August 2, 1995 |
France Raises Value-Added Tax: The two-percentage-point increase brings that country's value-added tax to 20.6%, making it one of the European Union's highest. The move is part of the new government's efforts to cut public debt and deficits. Only food and cultural goods--from circus tickets to books--will continue to be taxed at the lower 5.6% rate.
April 8, 2000 |
In American terms, it's as if Uncle Sam had fled to Castro's Cuba to escape the IRS. Enter any of the 36,000 town or city halls in France and you'll find a bust of Marianne, the embodiment of France and its republican virtues. In the past, screen beauties such as Brigitte Bardot and Catherine Deneuve served as the models. Last October, a 21-year-old cover girl and actress from Corsica, Laetitia Casta, was chosen to personify the next generation of Mariannes to be cast in bronze.
September 28, 2012 |
PARIS - To mixed reaction, France's Socialist government unveiled a get-tough budget Friday that contains $25.8 billion in tax increases and a "supertax" rate of 75% on those earning more than $1.29 million a year. Critics said it would make France unattractive to "top talent" entrepreneurs and business leaders; supporters described it as fair and constructive. The hardest hit will be major businesses and the rich, as President Francois Hollande stuck to his May election pledge to introduce the new "supertax" rate on the nation's wealthiest citizens, applying to about 2,000 to 3,000 people.
November 15, 2012 |
Has French President Francois Hollande's regime of fiscal austerity -- cutting spending and raising taxes on rich people -- gone too far with France's "Nutella tax"? On Wednesday, France's Senate approved a so-called Nutella amendment in an effort to encourage eating more healthfully. The government plans to quadruple taxes on products containing palm oil, an ingredient in the creamy hazelnut-chocolate spread that the French slather on toast, smear on crepes or eat by the spoonful.
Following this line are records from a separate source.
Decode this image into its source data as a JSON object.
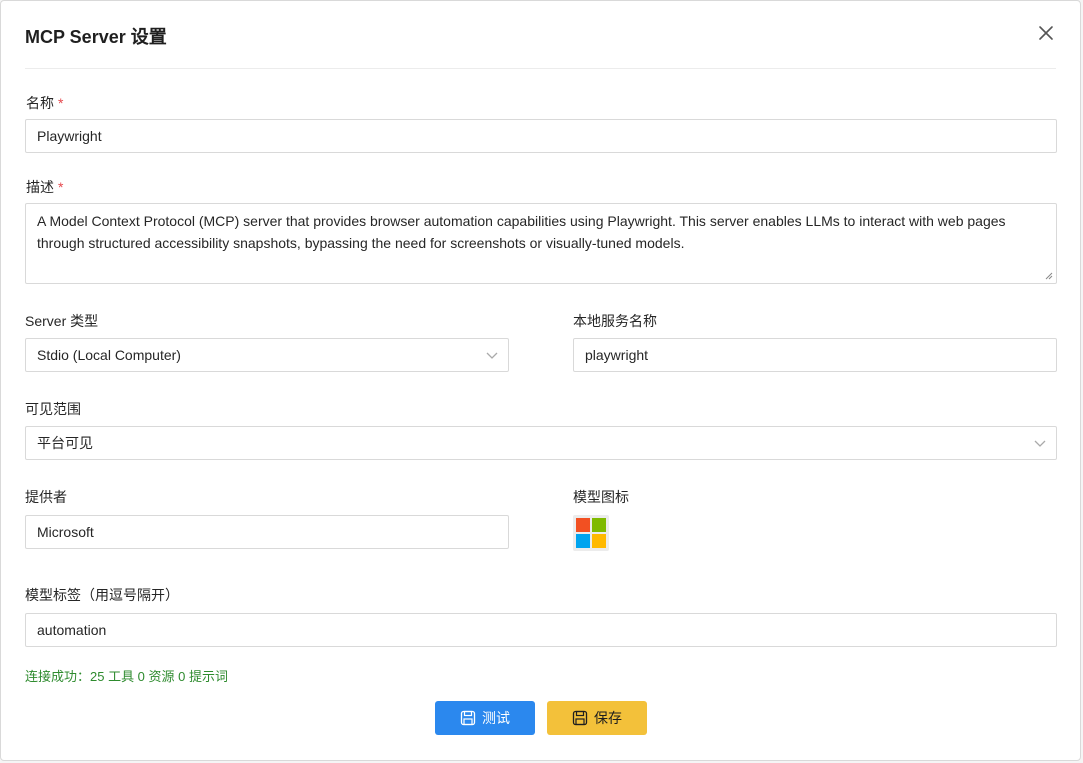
{
  "dialog": {
    "title": "MCP Server 设置"
  },
  "fields": {
    "name": {
      "label": "名称",
      "required_mark": "*",
      "value": "Playwright"
    },
    "description": {
      "label": "描述",
      "required_mark": "*",
      "value": "A Model Context Protocol (MCP) server that provides browser automation capabilities using Playwright. This server enables LLMs to interact with web pages through structured accessibility snapshots, bypassing the need for screenshots or visually-tuned models."
    },
    "server_type": {
      "label": "Server 类型",
      "value": "Stdio (Local Computer)"
    },
    "local_service_name": {
      "label": "本地服务名称",
      "value": "playwright"
    },
    "visibility": {
      "label": "可见范围",
      "value": "平台可见"
    },
    "provider": {
      "label": "提供者",
      "value": "Microsoft"
    },
    "model_icon": {
      "label": "模型图标",
      "icon": "microsoft-logo-icon",
      "colors": [
        "#f25022",
        "#7fba00",
        "#00a4ef",
        "#ffb900"
      ]
    },
    "tags": {
      "label": "模型标签（用逗号隔开）",
      "value": "automation"
    }
  },
  "status": {
    "text": "连接成功：25 工具 0 资源 0 提示词",
    "color": "#2e8b2e"
  },
  "actions": {
    "test_label": "测试",
    "save_label": "保存",
    "test_color": "#2b88ee",
    "save_color": "#f3c13a"
  }
}
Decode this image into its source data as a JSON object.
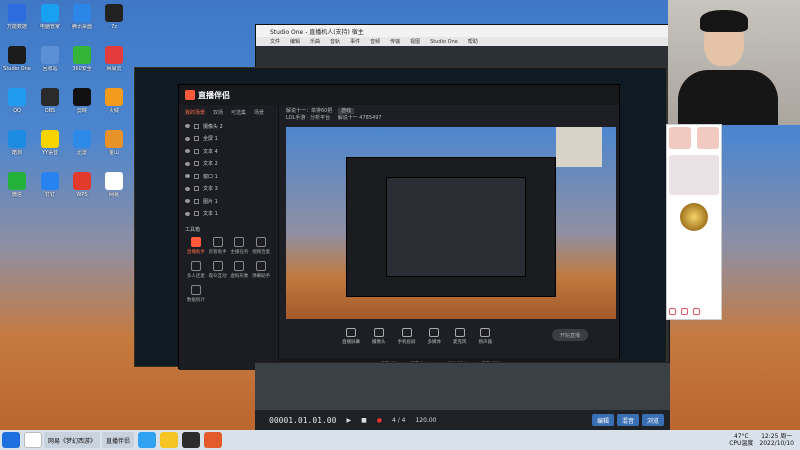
{
  "desktop": {
    "icons": [
      {
        "label": "万能数据",
        "color": "#2d6cdf"
      },
      {
        "label": "电脑管家",
        "color": "#1aa0f0"
      },
      {
        "label": "腾讯桌面",
        "color": "#2c86e8"
      },
      {
        "label": "7z",
        "color": "#222"
      },
      {
        "label": "Studio One",
        "color": "#1c1c1c"
      },
      {
        "label": "回收站",
        "color": "#5b8fd6"
      },
      {
        "label": "360安全",
        "color": "#34b53a"
      },
      {
        "label": "网易云",
        "color": "#e43c3c"
      },
      {
        "label": "QQ",
        "color": "#1f9cf0"
      },
      {
        "label": "OBS",
        "color": "#2a2a2a"
      },
      {
        "label": "剪映",
        "color": "#111"
      },
      {
        "label": "火绒",
        "color": "#f39b1c"
      },
      {
        "label": "酷狗",
        "color": "#1c8ce3"
      },
      {
        "label": "YY语音",
        "color": "#f7d400"
      },
      {
        "label": "迅雷",
        "color": "#2d8ae8"
      },
      {
        "label": "金山",
        "color": "#e8922a"
      },
      {
        "label": "微信",
        "color": "#24b23c"
      },
      {
        "label": "钉钉",
        "color": "#2883f0"
      },
      {
        "label": "WPS",
        "color": "#e23a2c"
      },
      {
        "label": "网易",
        "color": "#ffffff"
      }
    ]
  },
  "studio_one": {
    "title": "Studio One - 直播机人(支持) 宿主",
    "menu": [
      "文件",
      "编辑",
      "乐曲",
      "音轨",
      "事件",
      "音频",
      "传输",
      "视图",
      "Studio One",
      "帮助"
    ],
    "time": "00001.01.01.00",
    "bpm": "120.00",
    "signature": "4 / 4",
    "pills": [
      "编辑",
      "混音",
      "浏览"
    ]
  },
  "zhibo": {
    "logo": "直播伴侣",
    "room_title": "解说十一：单排60把",
    "tag": "游戏",
    "subtitle": "LOL手游 · 分析平台",
    "room_id": "解说十一 4785497",
    "tabs": [
      "我的场景",
      "双场",
      "可选集",
      "场景"
    ],
    "scenes": [
      "摄像头 2",
      "全屏 1",
      "文本 4",
      "文本 2",
      "窗口 1",
      "文本 3",
      "图片 1",
      "文本 1"
    ],
    "tools_title": "工具箱",
    "tools": [
      {
        "label": "直播助手",
        "hot": true
      },
      {
        "label": "房管助手",
        "hot": false
      },
      {
        "label": "主播任务",
        "hot": false
      },
      {
        "label": "视频连麦",
        "hot": false
      },
      {
        "label": "多人连麦",
        "hot": false
      },
      {
        "label": "观众互动",
        "hot": false
      },
      {
        "label": "虚拟形象",
        "hot": false
      },
      {
        "label": "弹幕助手",
        "hot": false
      },
      {
        "label": "数据统计",
        "hot": false
      }
    ],
    "bottom_buttons": [
      "直播屏幕",
      "摄像头",
      "手机投屏",
      "多媒体",
      "麦克风",
      "扬声器"
    ],
    "start_label": "开始直播",
    "status": [
      "帧率 60",
      "码率 0kb/s",
      "CPU 25%",
      "内存 50%"
    ]
  },
  "taskbar": {
    "items": [
      "网易《梦幻西游》",
      "直播伴侣"
    ],
    "temp": "47°C",
    "temp_label": "CPU温度",
    "time": "12:25 周一",
    "date": "2022/10/10"
  }
}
January 8, 2010 |
The French government is mulling a so-called Google tax that it said would help level the playing field between Internet portals that offer free content and the music, film and publishing industries that lost revenue partly because of it. "The world of culture is not only turned upside-down but profoundly threatened by the development of the Internet, and we hope that our action doesn't intervene too late," music producer Patrick Zelnik told the...
July 11, 2012 |
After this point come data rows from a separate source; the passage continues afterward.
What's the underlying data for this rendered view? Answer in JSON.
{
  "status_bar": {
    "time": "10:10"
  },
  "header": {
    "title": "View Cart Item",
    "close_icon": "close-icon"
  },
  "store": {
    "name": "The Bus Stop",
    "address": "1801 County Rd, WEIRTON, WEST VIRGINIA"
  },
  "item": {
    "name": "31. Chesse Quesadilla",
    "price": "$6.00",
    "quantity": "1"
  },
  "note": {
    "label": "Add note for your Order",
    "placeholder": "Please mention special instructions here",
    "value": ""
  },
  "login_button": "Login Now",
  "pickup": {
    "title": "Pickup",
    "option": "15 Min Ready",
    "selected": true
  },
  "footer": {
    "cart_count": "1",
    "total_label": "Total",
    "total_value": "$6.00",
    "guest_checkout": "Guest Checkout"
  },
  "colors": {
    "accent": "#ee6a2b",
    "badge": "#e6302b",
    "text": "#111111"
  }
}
PARIS - France and Germany have launched a series of raids on the offices and homes of bank officials and their wealthy customers in an ongoing inquiry aimed at cracking down on those who evade taxes by using Swiss banks. On Tuesday, German police searched the homes of an unspecified number of Credit Suisse bank customers suspected of tax evasion. In France, detectives raided the offices of Swiss banking and finance house UBS in three major cities: Lyon, Bordeaux and Strasbourg.